_Records shown_
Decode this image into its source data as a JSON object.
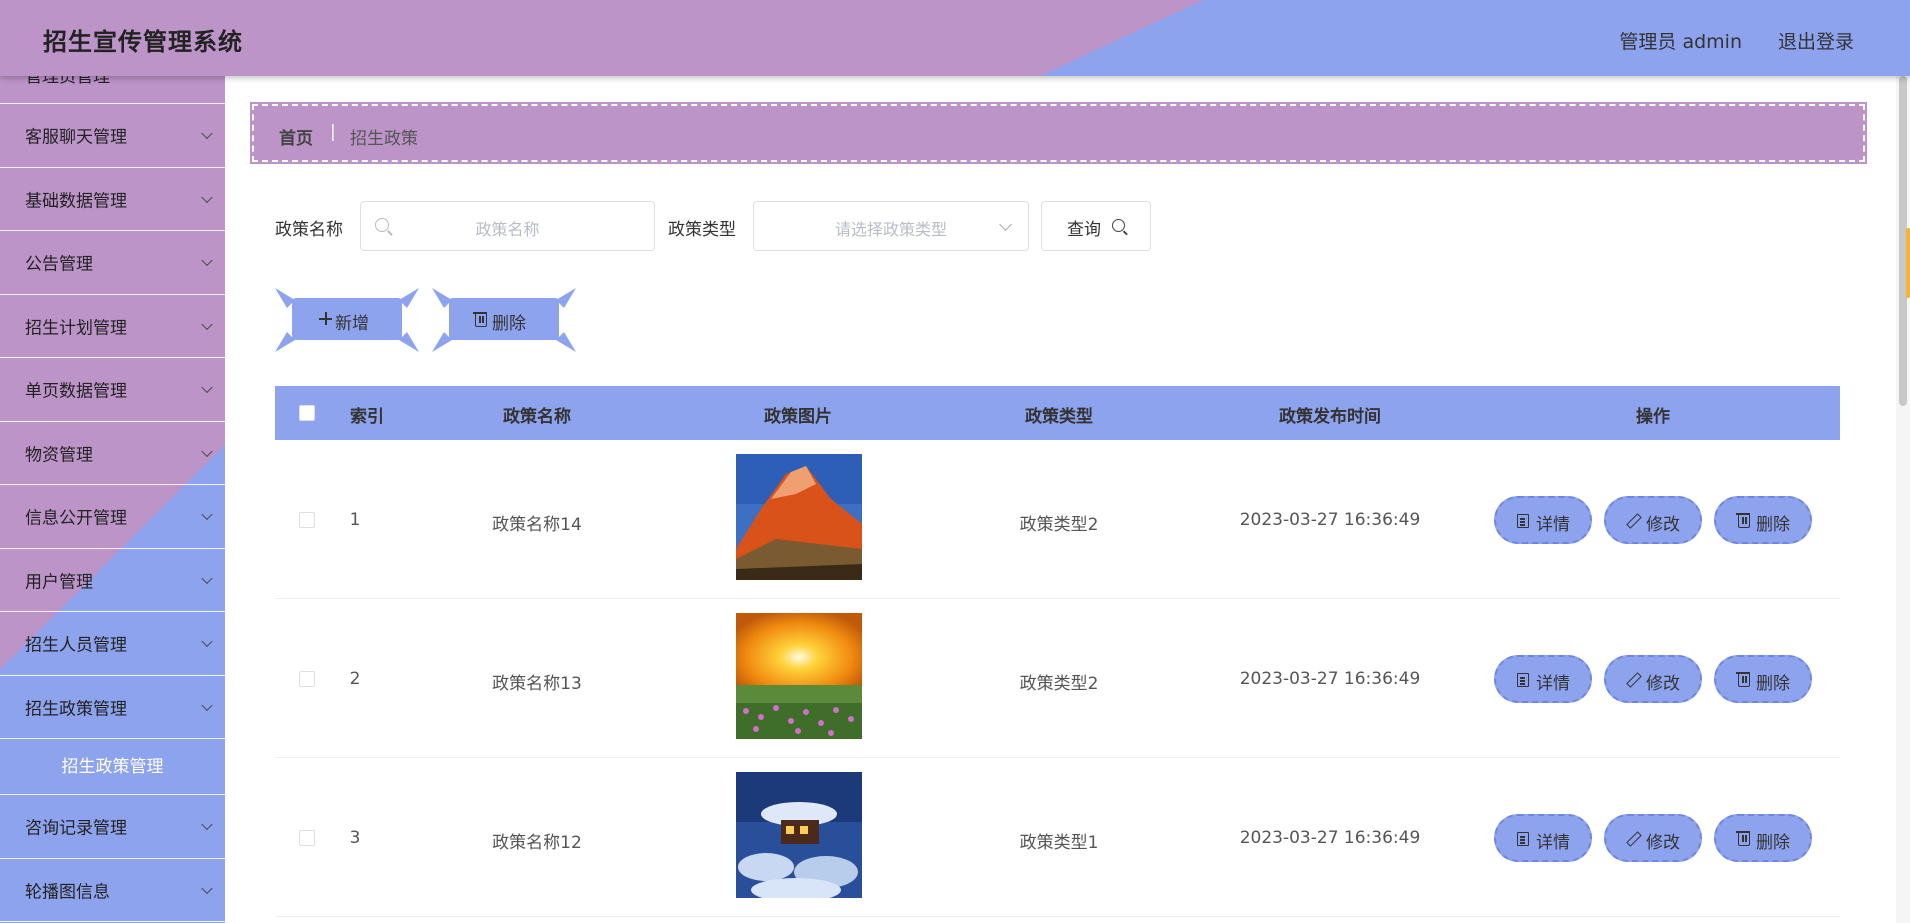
{
  "app": {
    "title": "招生宣传管理系统"
  },
  "header": {
    "user": "管理员 admin",
    "logout": "退出登录"
  },
  "sidebar": {
    "items": [
      {
        "label": "管理员管理"
      },
      {
        "label": "客服聊天管理"
      },
      {
        "label": "基础数据管理"
      },
      {
        "label": "公告管理"
      },
      {
        "label": "招生计划管理"
      },
      {
        "label": "单页数据管理"
      },
      {
        "label": "物资管理"
      },
      {
        "label": "信息公开管理"
      },
      {
        "label": "用户管理"
      },
      {
        "label": "招生人员管理"
      },
      {
        "label": "招生政策管理"
      },
      {
        "label": "咨询记录管理"
      },
      {
        "label": "轮播图信息"
      }
    ],
    "active_sub": "招生政策管理"
  },
  "breadcrumb": {
    "home": "首页",
    "separator": "|",
    "current": "招生政策"
  },
  "filters": {
    "name_label": "政策名称",
    "name_placeholder": "政策名称",
    "type_label": "政策类型",
    "type_placeholder": "请选择政策类型",
    "query_button": "查询"
  },
  "actions": {
    "add": "新增",
    "delete": "删除"
  },
  "table": {
    "columns": [
      "索引",
      "政策名称",
      "政策图片",
      "政策类型",
      "政策发布时间",
      "操作"
    ],
    "rows": [
      {
        "index": "1",
        "name": "政策名称14",
        "image": "mountain-photo",
        "type": "政策类型2",
        "time": "2023-03-27 16:36:49"
      },
      {
        "index": "2",
        "name": "政策名称13",
        "image": "sunset-field-photo",
        "type": "政策类型2",
        "time": "2023-03-27 16:36:49"
      },
      {
        "index": "3",
        "name": "政策名称12",
        "image": "snow-house-photo",
        "type": "政策类型1",
        "time": "2023-03-27 16:36:49"
      }
    ],
    "row_actions": {
      "detail": "详情",
      "edit": "修改",
      "delete": "删除"
    }
  },
  "colors": {
    "purple": "#bc94c8",
    "blue": "#8ea3ee"
  }
}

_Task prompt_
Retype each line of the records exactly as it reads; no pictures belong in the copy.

_Solution for this task_
Decode this image into its source data as a JSON object.
{
  "app": {
    "title": "招生宣传管理系统"
  },
  "header": {
    "user": "管理员 admin",
    "logout": "退出登录"
  },
  "sidebar": {
    "items": [
      {
        "label": "管理员管理"
      },
      {
        "label": "客服聊天管理"
      },
      {
        "label": "基础数据管理"
      },
      {
        "label": "公告管理"
      },
      {
        "label": "招生计划管理"
      },
      {
        "label": "单页数据管理"
      },
      {
        "label": "物资管理"
      },
      {
        "label": "信息公开管理"
      },
      {
        "label": "用户管理"
      },
      {
        "label": "招生人员管理"
      },
      {
        "label": "招生政策管理"
      },
      {
        "label": "咨询记录管理"
      },
      {
        "label": "轮播图信息"
      }
    ],
    "active_sub": "招生政策管理"
  },
  "breadcrumb": {
    "home": "首页",
    "separator": "|",
    "current": "招生政策"
  },
  "filters": {
    "name_label": "政策名称",
    "name_placeholder": "政策名称",
    "type_label": "政策类型",
    "type_placeholder": "请选择政策类型",
    "query_button": "查询"
  },
  "actions": {
    "add": "新增",
    "delete": "删除"
  },
  "table": {
    "columns": [
      "索引",
      "政策名称",
      "政策图片",
      "政策类型",
      "政策发布时间",
      "操作"
    ],
    "rows": [
      {
        "index": "1",
        "name": "政策名称14",
        "image": "mountain-photo",
        "type": "政策类型2",
        "time": "2023-03-27 16:36:49"
      },
      {
        "index": "2",
        "name": "政策名称13",
        "image": "sunset-field-photo",
        "type": "政策类型2",
        "time": "2023-03-27 16:36:49"
      },
      {
        "index": "3",
        "name": "政策名称12",
        "image": "snow-house-photo",
        "type": "政策类型1",
        "time": "2023-03-27 16:36:49"
      }
    ],
    "row_actions": {
      "detail": "详情",
      "edit": "修改",
      "delete": "删除"
    }
  },
  "colors": {
    "purple": "#bc94c8",
    "blue": "#8ea3ee"
  }
}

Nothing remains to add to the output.